### Requirement:
Each entry must be given again exactly as it appears, with images excluded.

(Entries from a dataset of interfaces)
************
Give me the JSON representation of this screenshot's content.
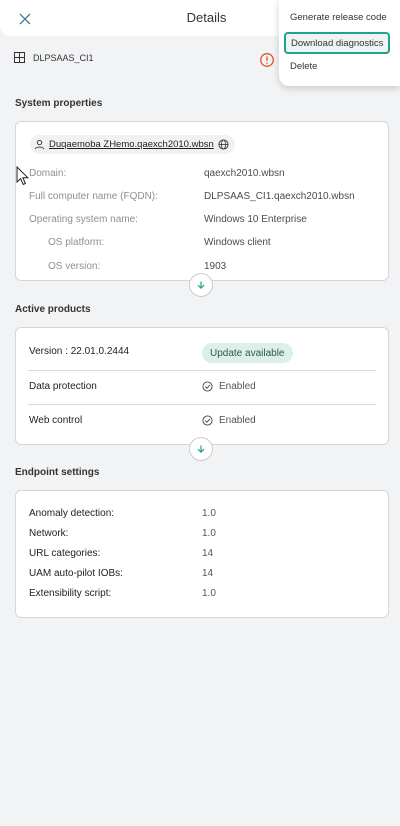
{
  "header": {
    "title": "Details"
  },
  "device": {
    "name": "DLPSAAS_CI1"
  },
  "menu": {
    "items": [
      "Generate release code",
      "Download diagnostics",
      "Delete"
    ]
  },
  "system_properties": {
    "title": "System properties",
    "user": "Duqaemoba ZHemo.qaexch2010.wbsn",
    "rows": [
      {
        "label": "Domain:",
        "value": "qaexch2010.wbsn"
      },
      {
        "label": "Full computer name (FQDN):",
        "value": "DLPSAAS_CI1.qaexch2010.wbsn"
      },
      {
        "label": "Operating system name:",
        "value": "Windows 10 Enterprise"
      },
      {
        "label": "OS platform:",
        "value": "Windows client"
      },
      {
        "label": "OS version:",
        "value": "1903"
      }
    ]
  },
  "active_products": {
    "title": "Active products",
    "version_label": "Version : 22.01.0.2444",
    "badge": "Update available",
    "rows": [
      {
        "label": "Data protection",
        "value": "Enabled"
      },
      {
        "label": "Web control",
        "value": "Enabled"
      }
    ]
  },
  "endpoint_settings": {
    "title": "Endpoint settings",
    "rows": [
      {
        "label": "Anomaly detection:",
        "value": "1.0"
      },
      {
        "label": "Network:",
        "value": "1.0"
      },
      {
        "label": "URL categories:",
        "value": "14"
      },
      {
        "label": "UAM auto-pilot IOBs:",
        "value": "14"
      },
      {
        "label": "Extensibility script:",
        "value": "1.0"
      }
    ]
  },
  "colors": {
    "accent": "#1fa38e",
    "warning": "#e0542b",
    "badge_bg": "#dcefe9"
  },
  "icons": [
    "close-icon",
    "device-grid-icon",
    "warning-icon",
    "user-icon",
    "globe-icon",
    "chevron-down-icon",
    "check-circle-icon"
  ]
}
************
### Response area:
Give me the JSON representation of this screenshot's content.
{
  "header": {
    "title": "Details"
  },
  "device": {
    "name": "DLPSAAS_CI1"
  },
  "menu": {
    "items": [
      "Generate release code",
      "Download diagnostics",
      "Delete"
    ]
  },
  "system_properties": {
    "title": "System properties",
    "user": "Duqaemoba ZHemo.qaexch2010.wbsn",
    "rows": [
      {
        "label": "Domain:",
        "value": "qaexch2010.wbsn"
      },
      {
        "label": "Full computer name (FQDN):",
        "value": "DLPSAAS_CI1.qaexch2010.wbsn"
      },
      {
        "label": "Operating system name:",
        "value": "Windows 10 Enterprise"
      },
      {
        "label": "OS platform:",
        "value": "Windows client"
      },
      {
        "label": "OS version:",
        "value": "1903"
      }
    ]
  },
  "active_products": {
    "title": "Active products",
    "version_label": "Version : 22.01.0.2444",
    "badge": "Update available",
    "rows": [
      {
        "label": "Data protection",
        "value": "Enabled"
      },
      {
        "label": "Web control",
        "value": "Enabled"
      }
    ]
  },
  "endpoint_settings": {
    "title": "Endpoint settings",
    "rows": [
      {
        "label": "Anomaly detection:",
        "value": "1.0"
      },
      {
        "label": "Network:",
        "value": "1.0"
      },
      {
        "label": "URL categories:",
        "value": "14"
      },
      {
        "label": "UAM auto-pilot IOBs:",
        "value": "14"
      },
      {
        "label": "Extensibility script:",
        "value": "1.0"
      }
    ]
  },
  "colors": {
    "accent": "#1fa38e",
    "warning": "#e0542b",
    "badge_bg": "#dcefe9"
  },
  "icons": [
    "close-icon",
    "device-grid-icon",
    "warning-icon",
    "user-icon",
    "globe-icon",
    "chevron-down-icon",
    "check-circle-icon"
  ]
}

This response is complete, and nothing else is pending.